Stored items from a collection:
--

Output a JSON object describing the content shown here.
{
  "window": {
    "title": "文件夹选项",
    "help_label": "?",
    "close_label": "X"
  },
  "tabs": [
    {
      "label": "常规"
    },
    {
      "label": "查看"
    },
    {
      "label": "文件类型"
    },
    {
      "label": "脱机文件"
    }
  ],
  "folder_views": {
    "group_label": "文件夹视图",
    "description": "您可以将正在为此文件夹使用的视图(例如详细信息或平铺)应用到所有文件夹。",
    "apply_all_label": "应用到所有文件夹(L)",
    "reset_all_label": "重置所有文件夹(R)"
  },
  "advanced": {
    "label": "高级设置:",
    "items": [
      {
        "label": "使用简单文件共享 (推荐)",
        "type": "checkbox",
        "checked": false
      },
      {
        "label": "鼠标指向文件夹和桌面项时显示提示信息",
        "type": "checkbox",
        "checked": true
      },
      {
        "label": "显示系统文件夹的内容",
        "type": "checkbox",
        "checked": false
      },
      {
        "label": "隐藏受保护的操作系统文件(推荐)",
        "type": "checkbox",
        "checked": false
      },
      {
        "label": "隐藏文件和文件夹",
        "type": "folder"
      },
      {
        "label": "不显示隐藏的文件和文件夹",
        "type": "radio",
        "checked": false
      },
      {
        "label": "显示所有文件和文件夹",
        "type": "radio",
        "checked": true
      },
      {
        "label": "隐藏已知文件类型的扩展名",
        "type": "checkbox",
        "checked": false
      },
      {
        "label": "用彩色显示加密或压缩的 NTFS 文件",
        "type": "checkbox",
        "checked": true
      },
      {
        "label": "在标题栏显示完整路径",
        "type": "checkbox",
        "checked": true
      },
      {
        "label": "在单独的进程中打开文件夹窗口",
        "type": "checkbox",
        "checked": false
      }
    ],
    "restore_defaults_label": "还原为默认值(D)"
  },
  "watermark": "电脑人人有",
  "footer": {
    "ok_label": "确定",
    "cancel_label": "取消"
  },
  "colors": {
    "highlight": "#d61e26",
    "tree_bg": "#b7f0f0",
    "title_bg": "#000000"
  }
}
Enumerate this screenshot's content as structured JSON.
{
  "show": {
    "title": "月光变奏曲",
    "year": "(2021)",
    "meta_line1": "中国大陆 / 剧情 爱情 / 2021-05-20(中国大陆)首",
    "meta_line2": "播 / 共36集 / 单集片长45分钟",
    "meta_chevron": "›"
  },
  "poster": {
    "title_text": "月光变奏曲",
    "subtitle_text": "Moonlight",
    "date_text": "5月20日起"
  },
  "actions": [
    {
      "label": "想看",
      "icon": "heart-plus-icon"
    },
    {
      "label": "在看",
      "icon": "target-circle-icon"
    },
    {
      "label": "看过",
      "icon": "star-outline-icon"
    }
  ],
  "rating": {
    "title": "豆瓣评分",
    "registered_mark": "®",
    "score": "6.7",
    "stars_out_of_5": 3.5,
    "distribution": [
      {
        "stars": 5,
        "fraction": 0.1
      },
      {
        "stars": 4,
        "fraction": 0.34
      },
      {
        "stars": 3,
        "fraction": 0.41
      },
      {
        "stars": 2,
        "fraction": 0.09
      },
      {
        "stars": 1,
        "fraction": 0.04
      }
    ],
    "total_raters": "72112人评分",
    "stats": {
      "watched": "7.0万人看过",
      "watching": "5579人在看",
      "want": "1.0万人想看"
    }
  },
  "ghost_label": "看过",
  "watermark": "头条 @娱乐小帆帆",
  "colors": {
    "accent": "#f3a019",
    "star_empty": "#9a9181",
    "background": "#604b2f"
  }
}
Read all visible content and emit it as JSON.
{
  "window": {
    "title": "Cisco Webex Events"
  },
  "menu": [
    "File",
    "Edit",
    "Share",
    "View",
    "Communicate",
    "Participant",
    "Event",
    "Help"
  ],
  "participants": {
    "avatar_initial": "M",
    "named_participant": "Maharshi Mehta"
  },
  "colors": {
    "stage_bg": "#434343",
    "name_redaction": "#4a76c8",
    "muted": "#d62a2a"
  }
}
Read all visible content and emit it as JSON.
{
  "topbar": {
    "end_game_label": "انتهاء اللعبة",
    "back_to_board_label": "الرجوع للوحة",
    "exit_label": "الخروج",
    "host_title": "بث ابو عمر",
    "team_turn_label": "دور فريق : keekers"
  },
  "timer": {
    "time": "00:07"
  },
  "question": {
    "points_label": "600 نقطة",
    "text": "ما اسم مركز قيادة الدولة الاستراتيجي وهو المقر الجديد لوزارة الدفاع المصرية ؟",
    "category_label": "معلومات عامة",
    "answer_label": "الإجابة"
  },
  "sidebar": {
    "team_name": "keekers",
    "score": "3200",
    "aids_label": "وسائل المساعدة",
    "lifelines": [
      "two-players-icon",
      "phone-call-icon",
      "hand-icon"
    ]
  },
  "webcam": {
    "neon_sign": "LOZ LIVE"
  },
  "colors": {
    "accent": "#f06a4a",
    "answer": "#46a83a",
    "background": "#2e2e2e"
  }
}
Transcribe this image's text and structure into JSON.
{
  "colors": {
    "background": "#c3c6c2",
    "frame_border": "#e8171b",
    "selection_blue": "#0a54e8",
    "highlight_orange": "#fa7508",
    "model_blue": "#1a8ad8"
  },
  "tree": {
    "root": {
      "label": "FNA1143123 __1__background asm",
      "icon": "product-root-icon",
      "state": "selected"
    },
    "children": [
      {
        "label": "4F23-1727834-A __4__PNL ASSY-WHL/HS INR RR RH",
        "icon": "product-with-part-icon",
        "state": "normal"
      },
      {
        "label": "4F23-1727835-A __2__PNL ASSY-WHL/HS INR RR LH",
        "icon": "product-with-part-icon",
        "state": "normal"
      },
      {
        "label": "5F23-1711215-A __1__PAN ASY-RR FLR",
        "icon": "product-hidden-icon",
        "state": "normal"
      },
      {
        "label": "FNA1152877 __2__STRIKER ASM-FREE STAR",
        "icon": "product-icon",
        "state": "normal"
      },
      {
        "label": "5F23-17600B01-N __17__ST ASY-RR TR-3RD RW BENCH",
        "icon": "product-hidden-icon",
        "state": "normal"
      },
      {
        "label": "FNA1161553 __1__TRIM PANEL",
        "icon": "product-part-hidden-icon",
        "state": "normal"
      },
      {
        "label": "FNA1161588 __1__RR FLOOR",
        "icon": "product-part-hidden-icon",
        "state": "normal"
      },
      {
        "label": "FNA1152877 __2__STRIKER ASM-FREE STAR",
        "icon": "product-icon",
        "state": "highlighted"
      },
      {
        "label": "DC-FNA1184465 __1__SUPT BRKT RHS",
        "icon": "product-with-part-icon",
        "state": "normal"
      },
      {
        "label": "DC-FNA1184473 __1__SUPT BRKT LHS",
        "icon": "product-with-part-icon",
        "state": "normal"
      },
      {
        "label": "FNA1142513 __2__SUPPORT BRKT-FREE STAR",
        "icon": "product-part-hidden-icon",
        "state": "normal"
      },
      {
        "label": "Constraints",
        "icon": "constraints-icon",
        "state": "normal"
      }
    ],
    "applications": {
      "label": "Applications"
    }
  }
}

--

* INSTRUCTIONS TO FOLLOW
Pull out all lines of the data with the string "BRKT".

* RESULT
        "label": "DC-FNA1184465 __1__SUPT BRKT RHS",
        "label": "DC-FNA1184473 __1__SUPT BRKT LHS",
        "label": "FNA1142513 __2__SUPPORT BRKT-FREE STAR",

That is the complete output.